- In 2008, the “Great Recession” gained its momentum and quickly grew into a global crisis that led to massive gross domestic product declines and job losses in countries around the world. Relative to prior economic downturns, young adults were greatly affected by the Great Recession. This likely placed a premium on the need for adaptation and strategic goal setting in order to successfully launch into adulthood in a competitive economic climate. This dissertation is comprised of two quantitative studies that examined change and stability in German young adults’ personal goals over the Great Recession years. Both studies utilized a sample of young adults aged 18-29 in 2008, drawn from the German Socio-Economic Panel (N = 3,292; 52.3% women). Young adults’ personal goal appraisals at the onset of the recession in 2008 were then compared to goal appraisals during the recovery phase in 2012.

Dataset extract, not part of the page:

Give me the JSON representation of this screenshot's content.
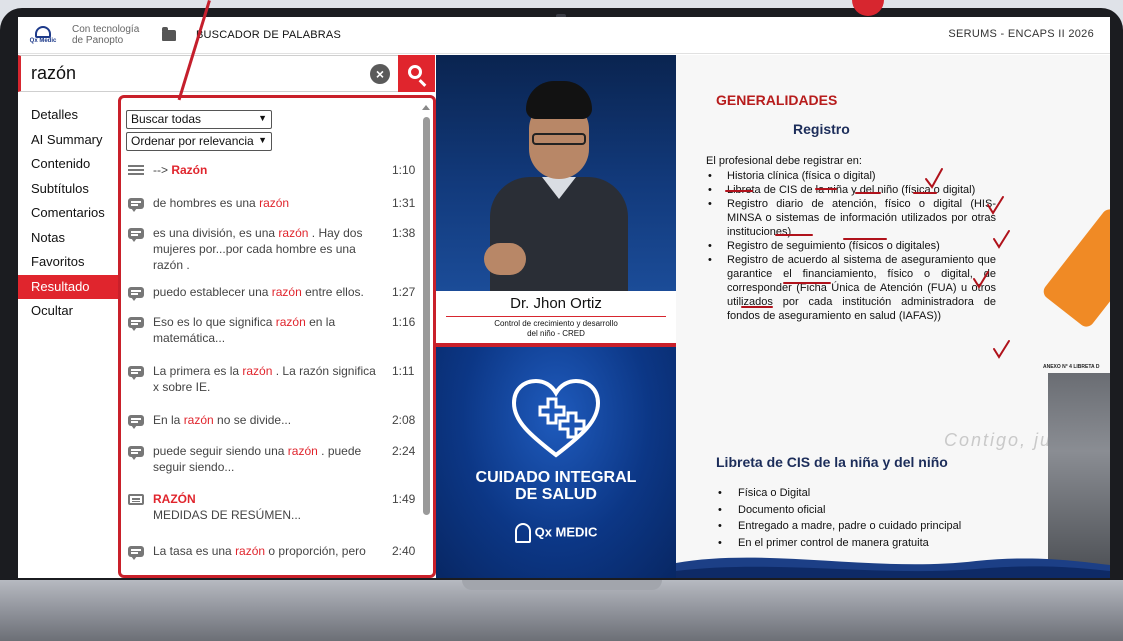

Study 1 utilized a micro-analytic lens to emphasize interdependencies of personal goals across multiple life domains such as family, work, leisure, and self-fulfillment. In light of economic strain arising from the Great Recession, young adults were expected to adjust and adapt appraisals of personal goals across life domains from the beginning of the recession to its recovery. Using latent transition models, two profiles of personal goal adaptation were extracted, which primarily differed in the endorsement of family formation goals (low vs. high). Only a small share of individuals transitioned between the profiles over time. Females, older participants, and partnered and employed respondents were more likely to be classified into high family formation profile. Surprisingly, the results did not point toward a drastic rejection of family formation in favor of higher endorsements of self-fulfillment and work goals, or vice versa. The high degree of stability in profiles of goal appraisals indicated that: (1) holding on to family formation goals seemed to be important for emotional well-being; and (2) maintaining high aspirations on multiple goals was a protective factor in times of economic strain.
To complement the micro-analytic perspective of Study 1, the second study utilized a macro-analytic lens. It examined whether the availability of community resources—so-called local opportunity structures—buffered young adults from, or exposed them to, the effects of the recession in ways that altered their personal goals. Because men were more heavily affected by the recession than young women, as were certain geographical areas, this study focused on the effects of gender, community type (i.e., rural, urbanized, and urban), and regional indicators across federal states on change in appraisals of personal goals across life domains. Multilevel models revealed a decrease in work goals and an increase in family formation and pro-social goals. Regional indicators did not directly relate to goal appraisals, except the importance of having children, but rather amplified gender and community type differences in the rate of change in appraisals. Results suggested that (1) local opportunity structures served as intermediate institutional filters through which macro-level effects of the recession were transmitted to individuals; and, (2) reproductive goals seem particularly prone to contextual influences.
Taken together, the two studies focused on recession-related changes in young adults’ personal goal appraisals and were informed by distinct but complementary analytical and theoretical traditions. Study 1 took a more holistic, group-centered approach, which leaned more heavily on theories affiliated with life span psychology. Study 2, in contrast, applied a variable-centered methodology, which drew heavily on life course sociology. Findings across both studies suggested that (1) family formation goals were highly salient despite potential influences of the recession and could be a protective factor; (2) goal appraisals may have been resistant to macro-level economic pressures because they largely followed age-normative patterns; and (3) intermediate institutional filters, such as local opportunity structures, play an important role in explaining the link between macro-level recession effects and micro-level goal adaptation.